EXERCISE AIM -
Look through the records below and say how many lines include "view". Give only that number.

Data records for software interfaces
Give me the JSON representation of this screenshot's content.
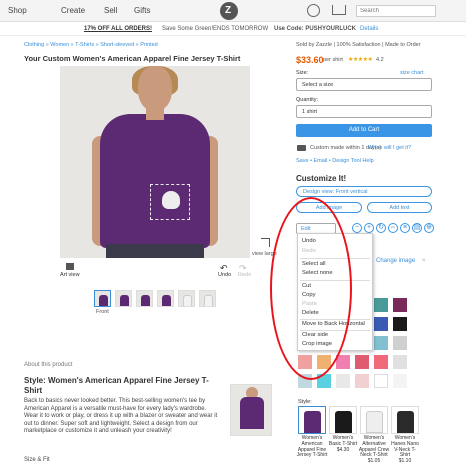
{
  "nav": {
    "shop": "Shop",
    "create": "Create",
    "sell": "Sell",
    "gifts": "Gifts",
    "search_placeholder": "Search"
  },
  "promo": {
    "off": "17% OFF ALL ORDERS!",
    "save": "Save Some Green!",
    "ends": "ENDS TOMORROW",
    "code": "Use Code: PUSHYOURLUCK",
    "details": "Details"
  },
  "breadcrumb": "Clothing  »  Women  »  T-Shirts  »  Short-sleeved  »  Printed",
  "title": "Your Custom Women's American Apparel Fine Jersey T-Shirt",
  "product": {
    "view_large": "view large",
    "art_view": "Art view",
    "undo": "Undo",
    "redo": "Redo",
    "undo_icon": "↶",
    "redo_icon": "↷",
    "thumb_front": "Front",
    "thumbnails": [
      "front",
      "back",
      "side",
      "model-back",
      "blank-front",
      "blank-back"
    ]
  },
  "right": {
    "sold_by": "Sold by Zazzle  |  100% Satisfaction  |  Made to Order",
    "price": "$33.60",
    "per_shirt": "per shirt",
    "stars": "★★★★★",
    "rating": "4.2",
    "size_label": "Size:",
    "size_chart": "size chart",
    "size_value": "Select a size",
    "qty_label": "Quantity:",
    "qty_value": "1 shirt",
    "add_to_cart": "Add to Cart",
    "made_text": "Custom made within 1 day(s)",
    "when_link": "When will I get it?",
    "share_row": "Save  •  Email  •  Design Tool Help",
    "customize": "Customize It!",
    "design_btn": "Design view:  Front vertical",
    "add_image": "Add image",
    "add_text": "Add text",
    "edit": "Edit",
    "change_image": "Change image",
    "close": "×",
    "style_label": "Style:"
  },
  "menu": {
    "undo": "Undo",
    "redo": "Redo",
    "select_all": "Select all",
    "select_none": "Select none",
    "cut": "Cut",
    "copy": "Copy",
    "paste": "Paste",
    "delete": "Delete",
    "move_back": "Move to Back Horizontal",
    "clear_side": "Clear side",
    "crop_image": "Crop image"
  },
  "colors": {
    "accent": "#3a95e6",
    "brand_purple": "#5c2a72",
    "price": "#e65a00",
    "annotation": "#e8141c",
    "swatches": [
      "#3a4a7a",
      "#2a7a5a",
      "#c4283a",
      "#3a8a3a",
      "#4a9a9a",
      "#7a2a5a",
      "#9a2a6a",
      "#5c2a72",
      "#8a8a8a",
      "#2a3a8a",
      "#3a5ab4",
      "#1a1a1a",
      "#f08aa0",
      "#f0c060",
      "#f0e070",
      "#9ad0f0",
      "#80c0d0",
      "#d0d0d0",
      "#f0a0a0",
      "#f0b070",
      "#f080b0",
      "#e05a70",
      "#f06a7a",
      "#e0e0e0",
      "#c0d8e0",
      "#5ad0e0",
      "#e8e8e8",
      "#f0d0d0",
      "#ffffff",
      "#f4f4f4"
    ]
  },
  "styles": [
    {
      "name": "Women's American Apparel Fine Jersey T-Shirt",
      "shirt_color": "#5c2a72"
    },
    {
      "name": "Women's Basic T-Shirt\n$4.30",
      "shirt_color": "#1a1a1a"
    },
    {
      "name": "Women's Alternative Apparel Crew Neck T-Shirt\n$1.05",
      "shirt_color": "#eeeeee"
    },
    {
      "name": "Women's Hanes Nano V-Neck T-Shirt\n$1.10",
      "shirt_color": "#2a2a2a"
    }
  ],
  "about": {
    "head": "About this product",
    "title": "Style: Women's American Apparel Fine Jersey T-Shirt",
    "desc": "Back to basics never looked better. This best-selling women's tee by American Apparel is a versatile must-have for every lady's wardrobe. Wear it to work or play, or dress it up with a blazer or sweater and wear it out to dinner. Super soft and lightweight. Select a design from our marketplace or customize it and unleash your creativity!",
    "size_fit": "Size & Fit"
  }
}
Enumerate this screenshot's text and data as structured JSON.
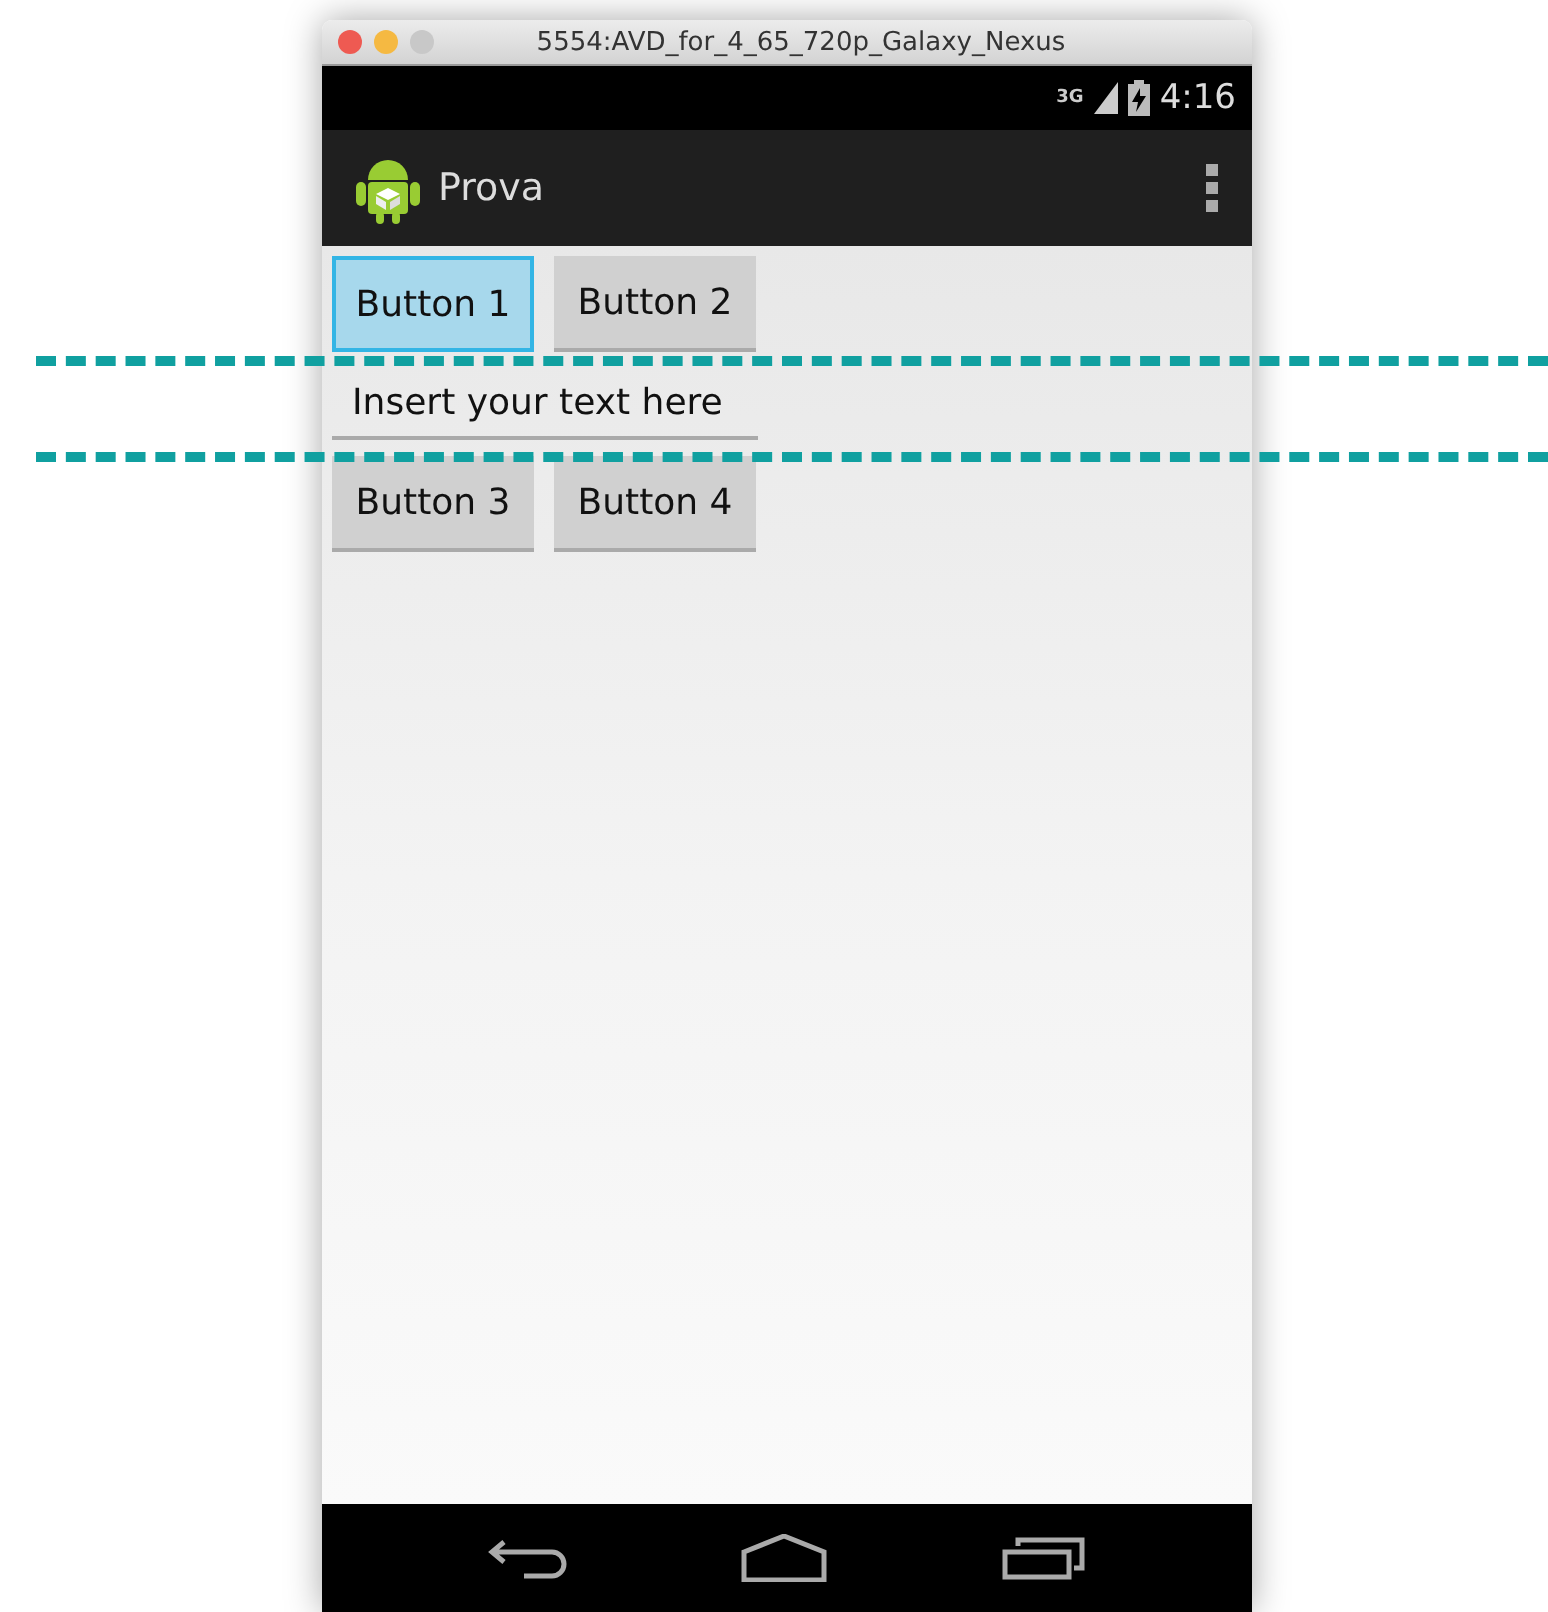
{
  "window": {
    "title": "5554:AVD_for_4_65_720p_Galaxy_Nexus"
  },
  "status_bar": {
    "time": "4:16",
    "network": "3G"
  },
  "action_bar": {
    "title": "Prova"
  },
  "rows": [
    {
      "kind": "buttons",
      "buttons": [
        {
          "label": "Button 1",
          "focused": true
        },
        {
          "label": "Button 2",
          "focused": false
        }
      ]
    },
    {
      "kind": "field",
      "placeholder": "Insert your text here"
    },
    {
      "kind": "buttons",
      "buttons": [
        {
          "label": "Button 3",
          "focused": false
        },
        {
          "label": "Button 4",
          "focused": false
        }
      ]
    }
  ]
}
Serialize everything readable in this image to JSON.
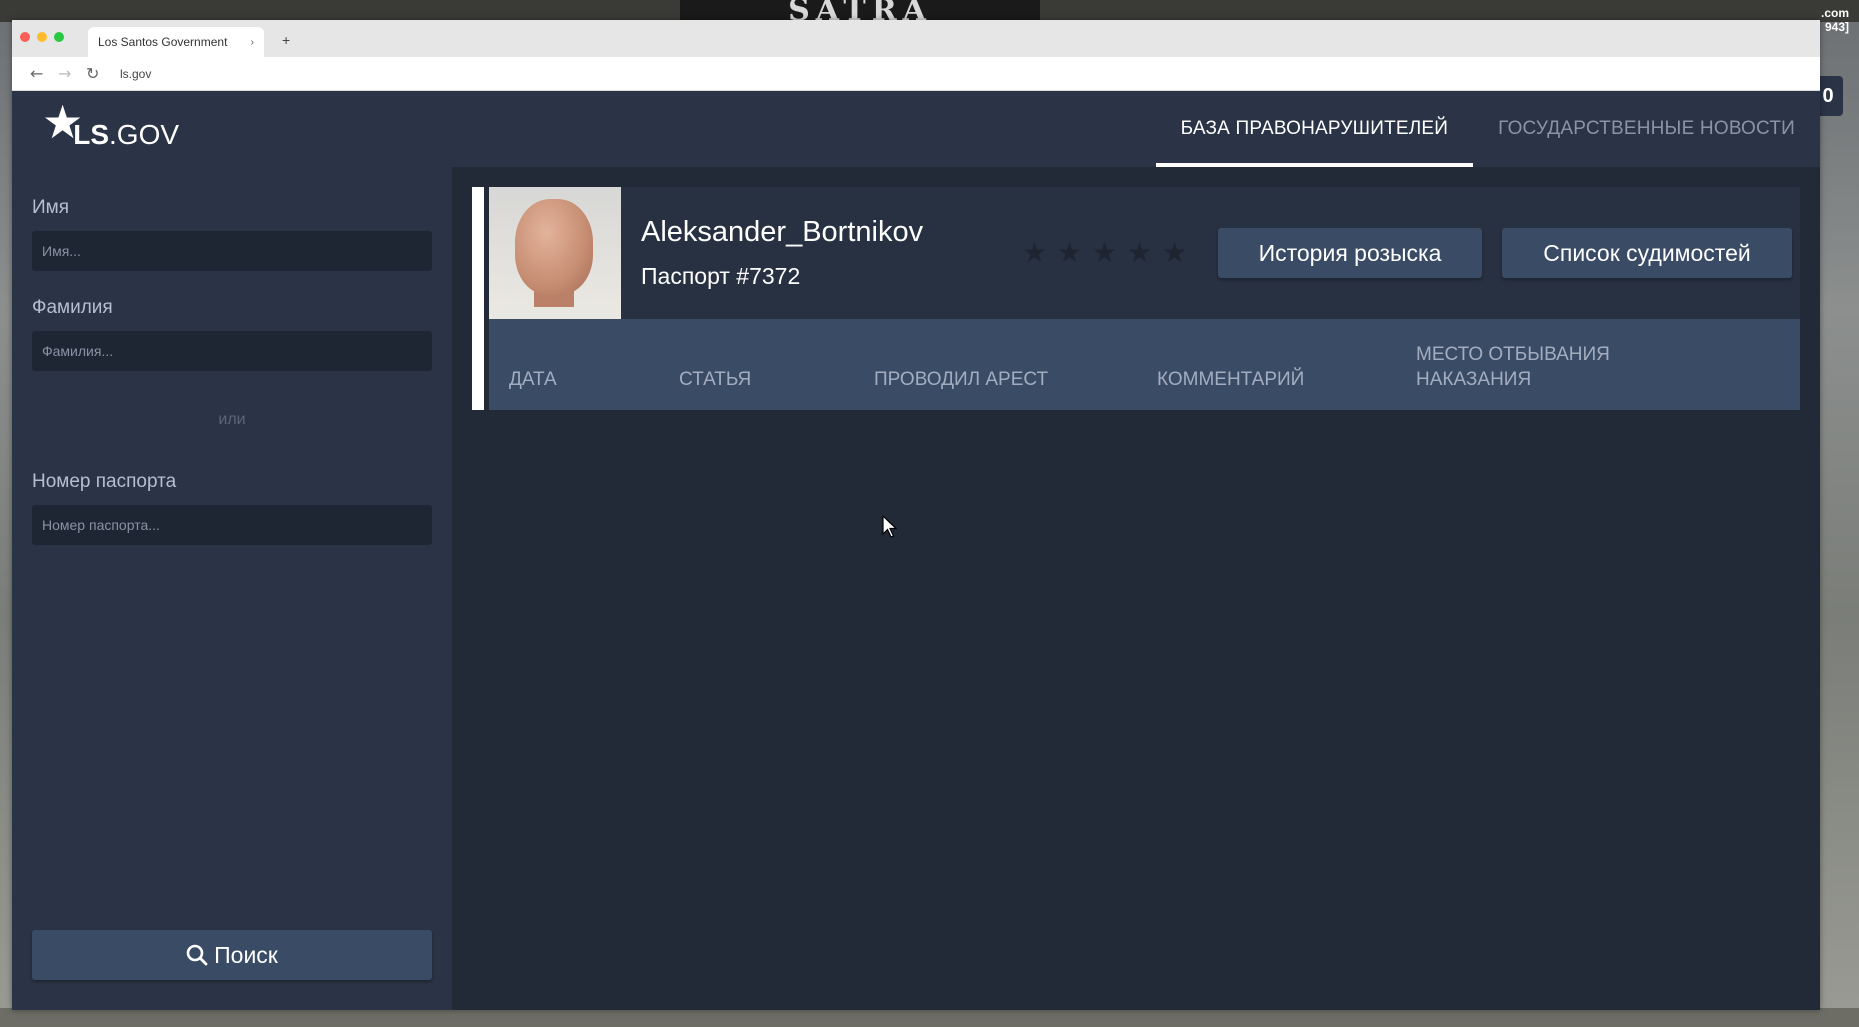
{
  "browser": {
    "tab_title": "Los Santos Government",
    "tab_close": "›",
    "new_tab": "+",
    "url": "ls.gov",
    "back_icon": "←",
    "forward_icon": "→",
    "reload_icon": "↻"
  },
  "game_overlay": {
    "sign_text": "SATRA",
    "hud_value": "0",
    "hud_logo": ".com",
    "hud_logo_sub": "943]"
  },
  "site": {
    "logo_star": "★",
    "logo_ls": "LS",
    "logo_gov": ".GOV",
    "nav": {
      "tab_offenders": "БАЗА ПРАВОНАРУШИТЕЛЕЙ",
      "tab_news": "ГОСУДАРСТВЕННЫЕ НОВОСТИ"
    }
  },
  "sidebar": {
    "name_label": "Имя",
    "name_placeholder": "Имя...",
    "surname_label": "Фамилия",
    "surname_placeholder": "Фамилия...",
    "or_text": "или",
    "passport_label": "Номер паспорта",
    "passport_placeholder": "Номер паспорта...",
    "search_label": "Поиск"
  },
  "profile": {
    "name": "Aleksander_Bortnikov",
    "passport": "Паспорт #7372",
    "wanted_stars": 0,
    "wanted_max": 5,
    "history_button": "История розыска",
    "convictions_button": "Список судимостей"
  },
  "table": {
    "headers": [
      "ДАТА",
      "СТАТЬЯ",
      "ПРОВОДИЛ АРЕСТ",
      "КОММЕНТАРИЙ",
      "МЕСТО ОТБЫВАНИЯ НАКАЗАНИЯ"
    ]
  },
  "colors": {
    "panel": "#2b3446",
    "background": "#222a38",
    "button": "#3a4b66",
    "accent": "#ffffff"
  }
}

THE ANSWER -
3